When I went up to London on the train recently, there was a young mother sitting across the aisle with a child in a pushchair in front of her. It was probably about 2. It was tiny and didn’t do much anyway. The mother sat the whole way (about an hour) holding an iPad in front of him, showing a movie. Admittedly the film was The Gruffalo, but apart from the occasional soporific stare at the screen, the child looked out of the window, around the carriage, at the man sitting next to Mum, anythwhere but at the movie, which I imagine was incomprehensible to him anyway. OK, I know how difficult young kids can be on journeys, but this one was fine, without the iPad. Here again, the iPad had become a substitute for mothering, not an aid.
And it's much the same with television. It's so much easier sitting little Justin in front of a TV cartoon show than to interact with him. You don't need a governess, or a nanny, or even a mother, if Tinky Winky or Igglepiggle can do the job for you, without either of you even having to speak.
I had an interesting experience this week, to highlight another contrast. I know that many people do all their shopping online; I have bought online too many times and very successfully. We decided we had had enough of all this rain and looked on the Last Minute website for a good deal last minute holiday in the sun. Well, we found one – next week, very cheap, half board, sun and sand, flights and transfers included. But, it being a package flight, baggage was to be paid for. We were expected to pay £48 per person for a 15kg suitcase. Occasionally we have made do with one suitcase for a holiday, especially if it saves £48 for an additional case, but 15kg?! My shoes and shirts alone weigh more than that!
So we rang the company.
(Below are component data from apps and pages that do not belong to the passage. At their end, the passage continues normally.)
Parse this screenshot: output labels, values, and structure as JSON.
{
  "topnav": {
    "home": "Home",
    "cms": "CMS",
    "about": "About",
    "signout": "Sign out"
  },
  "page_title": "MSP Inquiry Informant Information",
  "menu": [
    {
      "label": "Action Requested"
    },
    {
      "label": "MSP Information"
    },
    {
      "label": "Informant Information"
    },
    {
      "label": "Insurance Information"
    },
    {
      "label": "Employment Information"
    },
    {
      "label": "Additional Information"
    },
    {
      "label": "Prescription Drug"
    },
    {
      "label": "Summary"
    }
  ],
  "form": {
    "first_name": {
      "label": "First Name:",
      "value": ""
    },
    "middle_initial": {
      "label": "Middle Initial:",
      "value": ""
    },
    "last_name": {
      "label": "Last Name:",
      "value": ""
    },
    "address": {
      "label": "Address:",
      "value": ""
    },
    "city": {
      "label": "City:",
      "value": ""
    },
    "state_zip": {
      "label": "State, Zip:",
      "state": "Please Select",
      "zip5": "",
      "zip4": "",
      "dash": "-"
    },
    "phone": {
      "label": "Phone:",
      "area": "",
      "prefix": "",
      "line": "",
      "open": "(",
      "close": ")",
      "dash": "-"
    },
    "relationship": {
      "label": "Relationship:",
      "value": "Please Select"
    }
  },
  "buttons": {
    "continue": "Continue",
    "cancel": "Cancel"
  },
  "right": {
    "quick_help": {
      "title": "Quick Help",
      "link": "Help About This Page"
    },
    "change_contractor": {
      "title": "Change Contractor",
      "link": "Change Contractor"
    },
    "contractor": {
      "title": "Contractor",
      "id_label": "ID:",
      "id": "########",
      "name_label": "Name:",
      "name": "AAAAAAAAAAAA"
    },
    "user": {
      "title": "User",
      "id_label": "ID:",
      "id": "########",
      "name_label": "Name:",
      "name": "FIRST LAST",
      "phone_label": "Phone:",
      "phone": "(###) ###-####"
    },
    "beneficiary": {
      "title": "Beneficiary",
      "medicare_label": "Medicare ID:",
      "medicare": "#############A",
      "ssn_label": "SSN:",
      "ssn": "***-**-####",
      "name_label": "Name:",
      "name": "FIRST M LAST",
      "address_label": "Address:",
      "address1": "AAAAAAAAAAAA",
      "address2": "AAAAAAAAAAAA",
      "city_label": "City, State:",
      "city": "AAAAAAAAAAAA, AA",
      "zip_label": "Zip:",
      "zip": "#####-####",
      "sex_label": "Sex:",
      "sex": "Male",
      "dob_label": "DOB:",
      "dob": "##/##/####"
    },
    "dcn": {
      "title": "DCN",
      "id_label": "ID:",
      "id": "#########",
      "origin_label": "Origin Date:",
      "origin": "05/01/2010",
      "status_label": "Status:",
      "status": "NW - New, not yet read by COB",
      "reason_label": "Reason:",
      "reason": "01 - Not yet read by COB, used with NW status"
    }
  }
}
On a telephone. And spoke to a person. ‘Ah’, she said. ‘I think I can do better than that for you. Yes, here we are. 20kg each for a total of £48.’ Needless to say, despite my innate aversion to paying airlines to take my suitcase with me, we booked the holiday there and then. But we didn’t do it online, that would have been too expensive, we booked it with a real person, not on a computer or a smart phone, but on a dumb landline telephone! Maybe online shopping does have its limitations.
Anyway, technology has its place. A list of my life essentials would probably include a microwave and a refrigerator. Even those I could frankly do without, but 'most important' let's say. After that, I’d have to think a bit. Computer? No, I can use the one in the library for free. Telephone? No, the only calls I get are from double glazing salesmen. If I need to ring anyone, there’s a telephone box down the road. Car? No, it’s often quicker (and healthier) to walk. Newspaper? No. Books? Again the library comes to my assistance free. Music? Well, yes, but, if I had a radio, that would give me enough access. A television would be nice, but I tend to watch the Freeview music channels or listen to the radio on the TV quite often anyway. So, a radio. That’s all we need in life then – a refrigerator, a microwave, and a radio. Oh, and some crayons.